For the first announcement of its kind in the United States, Governor Roy Cooper of North Carolina has declared October 2017 to be Photography Month. For those photographers who live in and are traveling to North Carolina during October, they will have even more reason to bring their cameras and take advantage of the festivals and photo-centric events while they are there.
Back in 2015, the “Throw-And-Go” Lily Robotics drone was building steam and making waves. Its Kickstarter campaign centered around its ability to launch out of water and to be thrown off a cliff to immediately rescue itself and follow its adventurer as they traveled quickly over any terrain. The Lily drone had massive appeal and was slated to be an incredible way to capture and film outdoor enthusiasts and people who just wanted a durable drone to take with them on their adventures.
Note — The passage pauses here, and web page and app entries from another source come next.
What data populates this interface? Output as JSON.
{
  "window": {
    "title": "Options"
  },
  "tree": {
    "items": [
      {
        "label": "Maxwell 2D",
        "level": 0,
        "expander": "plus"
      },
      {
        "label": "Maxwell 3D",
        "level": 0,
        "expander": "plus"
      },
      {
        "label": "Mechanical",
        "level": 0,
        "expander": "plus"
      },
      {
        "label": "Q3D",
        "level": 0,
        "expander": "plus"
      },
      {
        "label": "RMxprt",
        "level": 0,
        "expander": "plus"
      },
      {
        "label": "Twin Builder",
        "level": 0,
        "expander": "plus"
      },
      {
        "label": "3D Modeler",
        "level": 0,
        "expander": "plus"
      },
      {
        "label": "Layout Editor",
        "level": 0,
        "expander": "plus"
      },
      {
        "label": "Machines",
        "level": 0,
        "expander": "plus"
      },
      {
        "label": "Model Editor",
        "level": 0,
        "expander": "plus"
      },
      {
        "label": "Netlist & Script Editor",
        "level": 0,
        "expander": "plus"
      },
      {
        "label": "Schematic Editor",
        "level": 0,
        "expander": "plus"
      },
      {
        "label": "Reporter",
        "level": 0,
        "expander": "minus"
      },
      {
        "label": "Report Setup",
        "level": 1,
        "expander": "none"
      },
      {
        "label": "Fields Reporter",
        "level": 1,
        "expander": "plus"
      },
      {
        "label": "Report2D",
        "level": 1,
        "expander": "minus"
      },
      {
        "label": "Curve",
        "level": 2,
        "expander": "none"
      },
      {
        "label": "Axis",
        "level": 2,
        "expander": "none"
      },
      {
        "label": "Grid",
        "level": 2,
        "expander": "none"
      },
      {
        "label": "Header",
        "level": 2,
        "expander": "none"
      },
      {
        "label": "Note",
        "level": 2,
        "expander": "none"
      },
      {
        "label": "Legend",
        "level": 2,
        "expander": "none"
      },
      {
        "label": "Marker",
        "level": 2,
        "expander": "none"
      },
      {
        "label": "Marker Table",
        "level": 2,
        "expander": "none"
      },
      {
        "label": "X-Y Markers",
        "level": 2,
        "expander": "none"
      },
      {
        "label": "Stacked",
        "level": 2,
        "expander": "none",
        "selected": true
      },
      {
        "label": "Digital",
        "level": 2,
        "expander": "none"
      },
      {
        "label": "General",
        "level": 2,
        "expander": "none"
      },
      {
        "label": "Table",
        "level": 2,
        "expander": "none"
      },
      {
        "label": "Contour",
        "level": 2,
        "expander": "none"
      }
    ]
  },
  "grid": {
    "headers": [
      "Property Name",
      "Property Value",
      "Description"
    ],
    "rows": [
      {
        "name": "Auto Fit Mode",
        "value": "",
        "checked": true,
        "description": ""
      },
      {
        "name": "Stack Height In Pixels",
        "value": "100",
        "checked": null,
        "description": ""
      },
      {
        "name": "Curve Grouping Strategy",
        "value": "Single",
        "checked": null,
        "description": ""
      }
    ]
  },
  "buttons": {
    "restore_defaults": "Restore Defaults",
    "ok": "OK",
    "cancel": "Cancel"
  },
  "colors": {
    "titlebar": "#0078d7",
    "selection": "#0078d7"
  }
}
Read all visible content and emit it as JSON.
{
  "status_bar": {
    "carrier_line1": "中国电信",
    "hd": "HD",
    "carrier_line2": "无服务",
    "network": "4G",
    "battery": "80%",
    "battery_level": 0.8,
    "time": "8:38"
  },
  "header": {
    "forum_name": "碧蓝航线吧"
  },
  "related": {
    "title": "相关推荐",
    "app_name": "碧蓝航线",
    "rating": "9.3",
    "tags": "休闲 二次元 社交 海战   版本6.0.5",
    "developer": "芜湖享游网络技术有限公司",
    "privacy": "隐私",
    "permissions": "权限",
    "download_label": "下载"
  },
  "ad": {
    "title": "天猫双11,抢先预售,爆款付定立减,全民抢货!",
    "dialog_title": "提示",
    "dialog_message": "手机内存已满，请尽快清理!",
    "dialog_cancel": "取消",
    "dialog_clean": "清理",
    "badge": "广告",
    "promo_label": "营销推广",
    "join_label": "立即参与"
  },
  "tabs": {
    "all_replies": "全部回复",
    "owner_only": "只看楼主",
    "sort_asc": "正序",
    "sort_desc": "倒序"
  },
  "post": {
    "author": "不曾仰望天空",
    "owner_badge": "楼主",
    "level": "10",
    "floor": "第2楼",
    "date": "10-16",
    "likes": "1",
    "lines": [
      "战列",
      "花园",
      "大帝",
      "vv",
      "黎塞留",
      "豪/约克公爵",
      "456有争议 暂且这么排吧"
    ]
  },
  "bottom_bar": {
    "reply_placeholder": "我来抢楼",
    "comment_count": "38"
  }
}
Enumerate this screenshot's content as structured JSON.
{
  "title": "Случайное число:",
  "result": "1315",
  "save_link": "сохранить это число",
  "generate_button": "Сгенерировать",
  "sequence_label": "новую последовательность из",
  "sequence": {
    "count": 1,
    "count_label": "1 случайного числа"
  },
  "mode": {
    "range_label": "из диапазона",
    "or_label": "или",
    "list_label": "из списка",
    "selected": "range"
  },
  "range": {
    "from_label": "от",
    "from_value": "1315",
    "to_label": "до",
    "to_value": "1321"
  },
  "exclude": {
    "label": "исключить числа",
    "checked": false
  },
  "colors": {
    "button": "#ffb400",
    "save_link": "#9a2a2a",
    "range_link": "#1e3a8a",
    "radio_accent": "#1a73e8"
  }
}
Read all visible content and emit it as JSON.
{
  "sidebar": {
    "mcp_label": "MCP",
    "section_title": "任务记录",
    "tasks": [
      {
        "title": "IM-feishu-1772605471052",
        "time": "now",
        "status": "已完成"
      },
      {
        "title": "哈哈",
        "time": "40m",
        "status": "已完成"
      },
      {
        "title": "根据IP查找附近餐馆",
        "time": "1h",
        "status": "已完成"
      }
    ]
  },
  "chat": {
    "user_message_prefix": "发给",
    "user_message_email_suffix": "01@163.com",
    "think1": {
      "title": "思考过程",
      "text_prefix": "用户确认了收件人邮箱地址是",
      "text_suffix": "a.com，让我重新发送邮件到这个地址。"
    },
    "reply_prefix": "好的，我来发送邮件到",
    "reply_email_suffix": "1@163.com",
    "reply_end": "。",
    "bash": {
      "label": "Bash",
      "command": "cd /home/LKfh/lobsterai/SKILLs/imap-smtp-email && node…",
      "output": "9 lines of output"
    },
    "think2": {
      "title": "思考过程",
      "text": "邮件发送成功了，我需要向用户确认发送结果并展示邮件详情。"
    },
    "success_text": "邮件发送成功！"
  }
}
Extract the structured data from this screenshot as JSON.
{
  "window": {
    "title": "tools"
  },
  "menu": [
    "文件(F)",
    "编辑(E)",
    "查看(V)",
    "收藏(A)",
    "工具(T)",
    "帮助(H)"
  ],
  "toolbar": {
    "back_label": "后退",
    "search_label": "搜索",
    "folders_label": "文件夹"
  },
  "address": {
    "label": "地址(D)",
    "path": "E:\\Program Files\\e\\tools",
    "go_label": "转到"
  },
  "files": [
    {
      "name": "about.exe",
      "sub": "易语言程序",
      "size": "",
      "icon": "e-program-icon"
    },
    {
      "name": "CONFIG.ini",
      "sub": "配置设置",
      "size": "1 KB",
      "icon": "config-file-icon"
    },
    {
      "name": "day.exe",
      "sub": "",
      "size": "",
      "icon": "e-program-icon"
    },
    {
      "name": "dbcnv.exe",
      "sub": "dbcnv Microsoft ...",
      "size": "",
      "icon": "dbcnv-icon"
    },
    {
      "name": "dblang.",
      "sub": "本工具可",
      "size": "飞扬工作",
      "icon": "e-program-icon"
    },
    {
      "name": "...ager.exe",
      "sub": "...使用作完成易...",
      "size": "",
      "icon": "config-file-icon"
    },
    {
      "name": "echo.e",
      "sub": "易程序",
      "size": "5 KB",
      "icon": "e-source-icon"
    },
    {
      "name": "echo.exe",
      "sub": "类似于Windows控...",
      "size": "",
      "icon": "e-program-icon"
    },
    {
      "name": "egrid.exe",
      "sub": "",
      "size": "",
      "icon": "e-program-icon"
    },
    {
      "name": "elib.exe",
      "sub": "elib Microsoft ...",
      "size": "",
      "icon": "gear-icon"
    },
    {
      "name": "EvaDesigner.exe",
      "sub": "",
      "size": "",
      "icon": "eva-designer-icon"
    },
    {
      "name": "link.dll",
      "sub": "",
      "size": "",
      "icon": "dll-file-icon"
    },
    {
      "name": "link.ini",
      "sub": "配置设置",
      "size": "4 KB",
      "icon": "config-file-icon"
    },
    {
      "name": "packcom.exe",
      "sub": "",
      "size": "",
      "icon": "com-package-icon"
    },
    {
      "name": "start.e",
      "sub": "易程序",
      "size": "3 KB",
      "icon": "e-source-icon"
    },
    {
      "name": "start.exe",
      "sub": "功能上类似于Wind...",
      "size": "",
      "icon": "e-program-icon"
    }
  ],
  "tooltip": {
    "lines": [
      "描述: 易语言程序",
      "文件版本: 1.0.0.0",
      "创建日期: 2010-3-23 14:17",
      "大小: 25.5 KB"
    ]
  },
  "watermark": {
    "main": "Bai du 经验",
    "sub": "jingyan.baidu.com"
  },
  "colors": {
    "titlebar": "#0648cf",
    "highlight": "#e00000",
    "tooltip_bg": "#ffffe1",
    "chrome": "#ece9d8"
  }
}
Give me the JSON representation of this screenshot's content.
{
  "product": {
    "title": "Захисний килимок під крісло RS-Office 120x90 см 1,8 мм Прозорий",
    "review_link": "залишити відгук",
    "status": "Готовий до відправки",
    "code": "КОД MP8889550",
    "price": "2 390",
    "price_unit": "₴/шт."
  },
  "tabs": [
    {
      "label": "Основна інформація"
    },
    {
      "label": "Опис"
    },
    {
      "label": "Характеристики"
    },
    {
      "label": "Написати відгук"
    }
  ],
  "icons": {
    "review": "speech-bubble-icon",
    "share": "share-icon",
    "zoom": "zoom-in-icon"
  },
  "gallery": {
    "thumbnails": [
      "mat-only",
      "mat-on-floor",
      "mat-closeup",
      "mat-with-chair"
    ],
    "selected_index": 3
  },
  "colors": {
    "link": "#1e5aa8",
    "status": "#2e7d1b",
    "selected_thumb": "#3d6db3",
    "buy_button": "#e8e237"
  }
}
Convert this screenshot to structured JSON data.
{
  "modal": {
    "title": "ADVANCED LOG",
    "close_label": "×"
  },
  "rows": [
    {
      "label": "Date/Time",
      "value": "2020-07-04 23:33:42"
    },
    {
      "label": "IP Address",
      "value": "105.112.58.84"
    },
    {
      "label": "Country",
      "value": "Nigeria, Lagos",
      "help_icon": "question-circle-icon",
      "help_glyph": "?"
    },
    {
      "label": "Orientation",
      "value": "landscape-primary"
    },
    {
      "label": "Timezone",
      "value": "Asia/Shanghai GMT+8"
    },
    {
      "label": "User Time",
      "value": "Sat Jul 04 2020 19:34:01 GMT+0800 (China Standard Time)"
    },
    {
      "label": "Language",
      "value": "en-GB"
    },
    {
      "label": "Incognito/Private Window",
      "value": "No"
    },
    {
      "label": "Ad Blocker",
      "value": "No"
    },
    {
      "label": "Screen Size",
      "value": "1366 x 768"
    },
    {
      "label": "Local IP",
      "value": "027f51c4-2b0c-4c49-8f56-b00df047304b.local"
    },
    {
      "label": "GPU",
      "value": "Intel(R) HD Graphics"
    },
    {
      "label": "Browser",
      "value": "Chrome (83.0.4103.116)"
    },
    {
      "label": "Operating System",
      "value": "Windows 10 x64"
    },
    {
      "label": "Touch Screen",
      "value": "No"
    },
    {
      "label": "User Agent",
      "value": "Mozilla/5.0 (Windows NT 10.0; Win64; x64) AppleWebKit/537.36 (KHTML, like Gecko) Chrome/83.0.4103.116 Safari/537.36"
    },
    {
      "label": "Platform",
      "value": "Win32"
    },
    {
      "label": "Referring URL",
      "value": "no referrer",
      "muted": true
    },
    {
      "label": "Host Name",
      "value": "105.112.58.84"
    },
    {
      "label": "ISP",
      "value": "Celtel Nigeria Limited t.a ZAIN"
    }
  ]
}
I started using Syrp for time-lapse and motion control almost a year ago and I find the system very good for what it is; a way for photographers to step into motion control at a relatively low price point. The first piece of Syrp kit I purchased was their Genie Mini and having the ability to pan was a way to add more interest in any time-lapse I wanted to create. After a month I went ahead and purchased the rest of their 3-axis kit including the Syrp 5.2' Magic Carpet Long Track Slider which has been great to use. The only issue is if you want a longer slider, Syrp doesn't make a way for you to connect two of their metal sliders together. With very little ingenuity, you can connect as many metal sliders together as you'd like at a relatively low cost.
Colin Smith of PhotoshopCAFE teamed up with Adobe Principle Creative Director, Russell Brown, and the Canon USA team to photograph the solar eclipse in Casper, Wyoming. In the nearly 16-minute behind-the-scenes video, we get to see some of the equipment Canon Explorer of Light Ken Sklute was using to capture the eclipse with the rest of the Canon USA team.
There’s an incredible amount of excitement going into next weeks solar eclipse here in the United States. If you’ve been planning to watch the eclipse yourself and have “solar eclipse” glasses that you bought from Amazon, then check your email. TechCrunch is reporting that over the past 24 hours, Amazon has sent out recall notices to tens of thousands of buyers of the glasses because they were not able to verify the glasses were safe and met the certification standards to view the eclipse safely.
So you want to create images and travel to gorgeous and beautiful places but how are you going to afford to travel several days or weeks and still pay for food, a roof over your head, and the costs to go from point a to b, c, d, e, etcetera? Well, do you like to camp? For those photographers where money is tight or who just want to have the most flexible arrangements possible, camping is one of your best options to get to out of the way places and still get some rest in between your photographic pursuits.